The reply must contain all of the records, unchanged.

**SOURCE RECORDS:**
++++++++
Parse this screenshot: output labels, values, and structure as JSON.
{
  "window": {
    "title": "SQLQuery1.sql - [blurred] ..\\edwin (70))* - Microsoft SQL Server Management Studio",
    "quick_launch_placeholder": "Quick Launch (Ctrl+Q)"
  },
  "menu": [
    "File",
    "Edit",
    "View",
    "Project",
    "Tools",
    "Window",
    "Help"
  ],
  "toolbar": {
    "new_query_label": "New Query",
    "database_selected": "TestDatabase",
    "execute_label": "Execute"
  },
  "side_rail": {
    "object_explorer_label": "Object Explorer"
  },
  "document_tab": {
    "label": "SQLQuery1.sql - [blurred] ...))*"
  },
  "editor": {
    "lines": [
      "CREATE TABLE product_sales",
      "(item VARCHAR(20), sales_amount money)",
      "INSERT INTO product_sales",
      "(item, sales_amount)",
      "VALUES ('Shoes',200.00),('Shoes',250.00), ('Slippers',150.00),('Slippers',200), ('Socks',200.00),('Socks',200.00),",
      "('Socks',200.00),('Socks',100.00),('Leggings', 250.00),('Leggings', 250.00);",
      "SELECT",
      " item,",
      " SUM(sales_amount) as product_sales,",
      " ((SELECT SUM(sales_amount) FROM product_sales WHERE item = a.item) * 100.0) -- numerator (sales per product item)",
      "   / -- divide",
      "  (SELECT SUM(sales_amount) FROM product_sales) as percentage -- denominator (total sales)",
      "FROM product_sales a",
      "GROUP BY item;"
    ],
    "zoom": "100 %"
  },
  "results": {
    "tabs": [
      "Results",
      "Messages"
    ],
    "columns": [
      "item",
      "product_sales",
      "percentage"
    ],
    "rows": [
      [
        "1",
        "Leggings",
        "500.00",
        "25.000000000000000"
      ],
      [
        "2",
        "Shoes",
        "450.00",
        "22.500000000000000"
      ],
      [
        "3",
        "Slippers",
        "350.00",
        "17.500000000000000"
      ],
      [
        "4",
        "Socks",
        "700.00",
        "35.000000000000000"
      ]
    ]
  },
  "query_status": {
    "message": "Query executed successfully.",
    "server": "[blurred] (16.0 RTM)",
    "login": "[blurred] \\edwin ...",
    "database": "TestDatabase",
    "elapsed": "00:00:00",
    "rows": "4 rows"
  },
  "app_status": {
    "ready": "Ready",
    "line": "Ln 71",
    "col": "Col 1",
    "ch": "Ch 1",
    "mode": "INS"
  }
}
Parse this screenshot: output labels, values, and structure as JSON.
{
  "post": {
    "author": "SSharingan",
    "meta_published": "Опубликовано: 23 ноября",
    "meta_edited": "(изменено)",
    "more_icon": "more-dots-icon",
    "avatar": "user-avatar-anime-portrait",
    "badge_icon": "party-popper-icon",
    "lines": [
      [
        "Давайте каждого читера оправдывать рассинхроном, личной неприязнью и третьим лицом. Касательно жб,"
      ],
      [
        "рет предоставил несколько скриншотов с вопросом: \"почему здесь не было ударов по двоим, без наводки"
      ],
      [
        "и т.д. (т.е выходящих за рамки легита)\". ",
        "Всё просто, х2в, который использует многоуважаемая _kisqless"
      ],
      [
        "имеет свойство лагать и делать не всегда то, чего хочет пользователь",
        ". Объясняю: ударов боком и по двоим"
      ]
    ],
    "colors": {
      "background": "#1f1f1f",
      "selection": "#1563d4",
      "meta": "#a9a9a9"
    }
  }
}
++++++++
**FINISHED TASK:**
Parse this screenshot: output labels, values, and structure as JSON.
{
  "window": {
    "title": "SQLQuery1.sql - [blurred] ..\\edwin (70))* - Microsoft SQL Server Management Studio",
    "quick_launch_placeholder": "Quick Launch (Ctrl+Q)"
  },
  "menu": [
    "File",
    "Edit",
    "View",
    "Project",
    "Tools",
    "Window",
    "Help"
  ],
  "toolbar": {
    "new_query_label": "New Query",
    "database_selected": "TestDatabase",
    "execute_label": "Execute"
  },
  "side_rail": {
    "object_explorer_label": "Object Explorer"
  },
  "document_tab": {
    "label": "SQLQuery1.sql - [blurred] ...))*"
  },
  "editor": {
    "lines": [
      "CREATE TABLE product_sales",
      "(item VARCHAR(20), sales_amount money)",
      "INSERT INTO product_sales",
      "(item, sales_amount)",
      "VALUES ('Shoes',200.00),('Shoes',250.00), ('Slippers',150.00),('Slippers',200), ('Socks',200.00),('Socks',200.00),",
      "('Socks',200.00),('Socks',100.00),('Leggings', 250.00),('Leggings', 250.00);",
      "SELECT",
      " item,",
      " SUM(sales_amount) as product_sales,",
      " ((SELECT SUM(sales_amount) FROM product_sales WHERE item = a.item) * 100.0) -- numerator (sales per product item)",
      "   / -- divide",
      "  (SELECT SUM(sales_amount) FROM product_sales) as percentage -- denominator (total sales)",
      "FROM product_sales a",
      "GROUP BY item;"
    ],
    "zoom": "100 %"
  },
  "results": {
    "tabs": [
      "Results",
      "Messages"
    ],
    "columns": [
      "item",
      "product_sales",
      "percentage"
    ],
    "rows": [
      [
        "1",
        "Leggings",
        "500.00",
        "25.000000000000000"
      ],
      [
        "2",
        "Shoes",
        "450.00",
        "22.500000000000000"
      ],
      [
        "3",
        "Slippers",
        "350.00",
        "17.500000000000000"
      ],
      [
        "4",
        "Socks",
        "700.00",
        "35.000000000000000"
      ]
    ]
  },
  "query_status": {
    "message": "Query executed successfully.",
    "server": "[blurred] (16.0 RTM)",
    "login": "[blurred] \\edwin ...",
    "database": "TestDatabase",
    "elapsed": "00:00:00",
    "rows": "4 rows"
  },
  "app_status": {
    "ready": "Ready",
    "line": "Ln 71",
    "col": "Col 1",
    "ch": "Ch 1",
    "mode": "INS"
  }
}
Parse this screenshot: output labels, values, and structure as JSON.
{
  "post": {
    "author": "SSharingan",
    "meta_published": "Опубликовано: 23 ноября",
    "meta_edited": "(изменено)",
    "more_icon": "more-dots-icon",
    "avatar": "user-avatar-anime-portrait",
    "badge_icon": "party-popper-icon",
    "lines": [
      [
        "Давайте каждого читера оправдывать рассинхроном, личной неприязнью и третьим лицом. Касательно жб,"
      ],
      [
        "рет предоставил несколько скриншотов с вопросом: \"почему здесь не было ударов по двоим, без наводки"
      ],
      [
        "и т.д. (т.е выходящих за рамки легита)\". ",
        "Всё просто, х2в, который использует многоуважаемая _kisqless"
      ],
      [
        "имеет свойство лагать и делать не всегда то, чего хочет пользователь",
        ". Объясняю: ударов боком и по двоим"
      ]
    ],
    "colors": {
      "background": "#1f1f1f",
      "selection": "#1563d4",
      "meta": "#a9a9a9"
    }
  }
}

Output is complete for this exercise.